Here is the lead story in today's LA Times: "FBI saw threat of loan crisis ... A top official warned of widening mortage fraud in 2004, but the agency focused its resources elsewhere."
I recall that when Leslie Stahl interviewed Alan Greenspan on "60 Minutes", after he left office and was pushing his book, she asked him about the credit crunch and his answer was: "We didn't see it coming."
Many economists and others did write about the "housing bubble", but few if any linked the inevitable decline of housing prices to fallout into the wider credit markets. The WSJ had long been editorializing about Freddie/Fannie problems but most economists (and of course politicians) applauded the agency's efforts to expand howeownership.
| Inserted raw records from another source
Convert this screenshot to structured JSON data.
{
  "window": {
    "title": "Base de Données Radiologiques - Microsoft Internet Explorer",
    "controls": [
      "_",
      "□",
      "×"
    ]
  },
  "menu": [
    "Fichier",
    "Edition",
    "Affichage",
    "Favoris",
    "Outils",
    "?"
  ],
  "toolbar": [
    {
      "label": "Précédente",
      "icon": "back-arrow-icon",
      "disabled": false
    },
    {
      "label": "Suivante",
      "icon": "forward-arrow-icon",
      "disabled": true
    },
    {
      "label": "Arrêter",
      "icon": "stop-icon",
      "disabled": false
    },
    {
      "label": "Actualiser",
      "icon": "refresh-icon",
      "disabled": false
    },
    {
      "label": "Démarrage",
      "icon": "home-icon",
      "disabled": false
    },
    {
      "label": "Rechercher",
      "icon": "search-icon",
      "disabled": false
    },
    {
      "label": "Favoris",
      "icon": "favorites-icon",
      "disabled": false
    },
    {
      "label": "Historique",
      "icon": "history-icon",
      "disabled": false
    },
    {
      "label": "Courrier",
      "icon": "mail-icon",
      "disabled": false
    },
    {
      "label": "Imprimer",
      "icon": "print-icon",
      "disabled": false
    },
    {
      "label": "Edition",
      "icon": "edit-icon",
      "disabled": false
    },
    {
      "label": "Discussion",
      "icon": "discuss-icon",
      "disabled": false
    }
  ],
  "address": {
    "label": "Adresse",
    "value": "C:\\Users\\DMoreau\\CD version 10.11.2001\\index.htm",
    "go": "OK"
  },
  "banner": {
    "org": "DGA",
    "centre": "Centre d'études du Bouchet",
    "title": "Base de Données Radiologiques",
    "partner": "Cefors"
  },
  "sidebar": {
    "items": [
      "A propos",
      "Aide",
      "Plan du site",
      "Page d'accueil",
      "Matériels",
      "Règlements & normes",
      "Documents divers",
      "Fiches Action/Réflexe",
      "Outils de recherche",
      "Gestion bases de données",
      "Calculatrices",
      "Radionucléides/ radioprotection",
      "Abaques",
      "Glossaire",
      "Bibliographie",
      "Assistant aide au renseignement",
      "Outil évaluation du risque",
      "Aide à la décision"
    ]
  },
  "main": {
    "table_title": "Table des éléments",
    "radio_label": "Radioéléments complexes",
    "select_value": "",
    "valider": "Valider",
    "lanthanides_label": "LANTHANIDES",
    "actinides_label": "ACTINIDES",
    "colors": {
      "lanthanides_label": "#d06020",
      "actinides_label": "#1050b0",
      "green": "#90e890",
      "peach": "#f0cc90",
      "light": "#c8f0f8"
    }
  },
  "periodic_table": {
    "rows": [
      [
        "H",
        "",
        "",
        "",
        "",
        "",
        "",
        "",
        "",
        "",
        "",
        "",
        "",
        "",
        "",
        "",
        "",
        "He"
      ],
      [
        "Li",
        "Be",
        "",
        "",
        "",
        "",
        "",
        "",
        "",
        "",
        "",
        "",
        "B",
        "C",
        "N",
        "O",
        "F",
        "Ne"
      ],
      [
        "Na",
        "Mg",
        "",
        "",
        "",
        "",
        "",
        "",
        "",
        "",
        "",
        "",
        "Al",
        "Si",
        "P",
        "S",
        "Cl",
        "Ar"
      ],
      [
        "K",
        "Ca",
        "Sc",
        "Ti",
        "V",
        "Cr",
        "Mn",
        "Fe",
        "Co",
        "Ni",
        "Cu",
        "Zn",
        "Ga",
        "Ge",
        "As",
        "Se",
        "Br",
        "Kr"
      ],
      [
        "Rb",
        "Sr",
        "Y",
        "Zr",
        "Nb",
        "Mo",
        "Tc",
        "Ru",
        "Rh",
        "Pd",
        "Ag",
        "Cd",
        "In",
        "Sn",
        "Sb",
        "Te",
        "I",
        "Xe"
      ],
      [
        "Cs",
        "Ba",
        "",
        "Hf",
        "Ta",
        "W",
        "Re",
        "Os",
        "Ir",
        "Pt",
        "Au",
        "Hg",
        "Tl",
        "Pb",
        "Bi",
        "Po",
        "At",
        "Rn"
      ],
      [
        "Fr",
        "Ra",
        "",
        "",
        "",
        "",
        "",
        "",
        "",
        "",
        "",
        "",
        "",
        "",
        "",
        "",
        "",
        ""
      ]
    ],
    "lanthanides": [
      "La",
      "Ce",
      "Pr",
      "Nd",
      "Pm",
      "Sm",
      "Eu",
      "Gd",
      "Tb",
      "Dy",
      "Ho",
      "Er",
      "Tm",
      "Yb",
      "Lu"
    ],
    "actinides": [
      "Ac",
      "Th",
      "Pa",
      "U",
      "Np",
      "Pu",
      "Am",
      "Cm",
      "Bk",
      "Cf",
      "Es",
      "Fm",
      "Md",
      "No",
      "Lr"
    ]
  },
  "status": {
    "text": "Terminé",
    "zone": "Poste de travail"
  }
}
Now we find that the FBI, which had hundreds of agents spend who-knows-how-many man-years on the anthrax investigation, only to have to pay millions of dollars in settlement because they had been hounding the wrong guy, and which drove another suspect to suicide (and we still do not know how strong that case is), was the one group that got the housing-credit mess right.
Reshuffle responsibilities? Give the FBI a stronger role in macro-economic analysis? Keep them from focusing too many resources on crime and terrorism? It's a thought.